Supporting Someone With Diabetes

Do you have diabetes, or support someone who has the condition? Here are tips to ensure good times without compromising good health. By Gail Ellison

Over the past 55 years, since I was diagnosed with Type 1 diabetes, I have been advised to eat a variety of restricted ‘diets’, so you can imagine my delight when the rules were relaxed somewhat to give me more leeway in my choices.

While those of us who have diabetes can now enjoy a taste of many of the foods that everyone consumes (even a little is better than none, says me!), we still need to be able to assess how every bit of food that goes in our mouths is going to be processed since the pancreas, our body’s wonderful autopilot that did all that automatically, has been switched off.

There wasn’t a lot known about diabetes in the 1950s; you just ‘had’ diabetes. There was no Type 1 or Type 2, and everyone was treated with insulin until oral medication arrived on the scene.

In my youth I often ‘felt the fear and did it anyway’ (thank you Susan Jeffers). I’m a great deal older now, a good deal wiser, and vastly more diabetes-educated. I sometimes cringe in horror when thinking of what I used to do as a child with Type 1. Ignorance might have been an excuse then, but not today.

The most important aspect of living with any type of diabetes is to understand that there are no days off from the condition, so the more you learn about managing it yourself, day by day, hour by hour, the better your life will be.

My best advice to others who also have diabetes is to be easy on yourself. Life is what we make it, and just because we have diabetes doesn’t mean that we can’t do (almost) everything that other folk do.

I thought I would share some tips for those supporting someone who has diabetes, courtesy of Diabetes NZ’s Auckland branch.

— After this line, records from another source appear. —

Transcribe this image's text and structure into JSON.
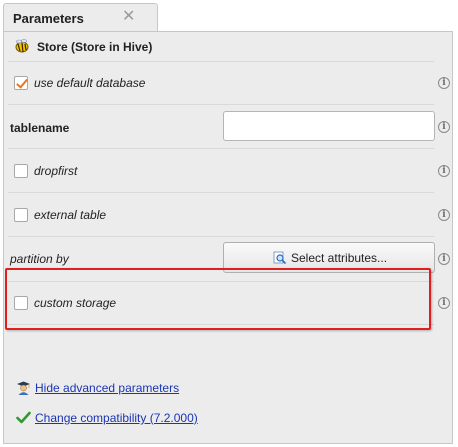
{
  "tab": {
    "title": "Parameters",
    "close_glyph": "✕"
  },
  "operator": {
    "title": "Store (Store in Hive)",
    "icon": "hive-bee-icon"
  },
  "parameters": {
    "use_default_database": {
      "label": "use default database",
      "checked": true
    },
    "tablename": {
      "label": "tablename",
      "value": ""
    },
    "dropfirst": {
      "label": "dropfirst",
      "checked": false
    },
    "external_table": {
      "label": "external table",
      "checked": false
    },
    "partition_by": {
      "label": "partition by",
      "button_label": "Select attributes..."
    },
    "custom_storage": {
      "label": "custom storage",
      "checked": false
    }
  },
  "info_glyph": "i",
  "links": {
    "hide_advanced": "Hide advanced parameters",
    "change_compatibility": "Change compatibility (7.2.000)"
  },
  "colors": {
    "highlight": "#e02020",
    "link": "#1a35b5",
    "check": "#e8761e"
  }
}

I often show these tips to new friends so they can understand diabetes. Then we can all have some fun together!


Ways to help!


  • Give advice about my eating or other aspects of diabetes. You may mean well but many common beliefs about diabetes (“you should stop eating sugar”) are out of date or just plain wrong.
  • Tell me horror stories about your grandmother or others who have diabetes; the condition is scary enough! Besides, we now know that with good management, odds are you can live a long, healthy and happy life with diabetes.
  • Look horrified when I check my blood sugars or give myself an injection. It’s not fun for me either!
  • Offer thoughtless reassurances. Saying things like “hey, it could be worse, you could have cancer” won’t make me feel better. And diabetes, like cancer, is a big deal.
  • Lead me into temptation. Please honour my decision to decline a particular food, even when you really want me to try it.
  • Peek at or comment on my blood glucose numbers without asking me first. It is normal to have numbers that are sometimes too low or too high. Comments about these numbers only add to my disappointment, frustration and anger.


  • Realise and appreciate that diabetes management is a full-time job that I didn’t apply for, didn’t want, and can’t quit.
  • Offer to join me in making healthy lifestyle changes. After all, these changes benefit everyone!
  • Ask how you can help. What I really need may be very different than what you think I need.
  • Offer love and encouragement. Just knowing that you care is helpful and motivating.

If you have any questions about diabetes, or would like to learn more, visit or phone the organisation’s toll free advice line, 0800 369 636.

Photo:, Kesu